### Provided material
· · · · ·

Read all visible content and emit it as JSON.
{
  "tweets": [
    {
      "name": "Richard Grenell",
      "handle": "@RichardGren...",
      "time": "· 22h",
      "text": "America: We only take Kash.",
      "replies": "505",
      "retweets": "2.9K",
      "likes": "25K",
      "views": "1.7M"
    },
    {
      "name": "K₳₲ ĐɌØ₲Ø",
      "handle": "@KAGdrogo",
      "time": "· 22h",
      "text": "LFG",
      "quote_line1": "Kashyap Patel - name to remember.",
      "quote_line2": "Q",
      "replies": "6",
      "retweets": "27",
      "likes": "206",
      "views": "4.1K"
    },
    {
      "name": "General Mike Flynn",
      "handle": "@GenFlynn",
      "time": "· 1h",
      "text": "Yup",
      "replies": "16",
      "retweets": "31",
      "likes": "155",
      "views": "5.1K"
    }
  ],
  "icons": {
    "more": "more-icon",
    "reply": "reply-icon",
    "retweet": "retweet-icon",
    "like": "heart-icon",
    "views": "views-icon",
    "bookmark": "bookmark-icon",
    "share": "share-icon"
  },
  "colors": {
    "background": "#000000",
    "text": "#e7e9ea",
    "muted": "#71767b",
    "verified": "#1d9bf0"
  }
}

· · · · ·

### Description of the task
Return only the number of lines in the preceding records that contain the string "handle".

### Answer area
3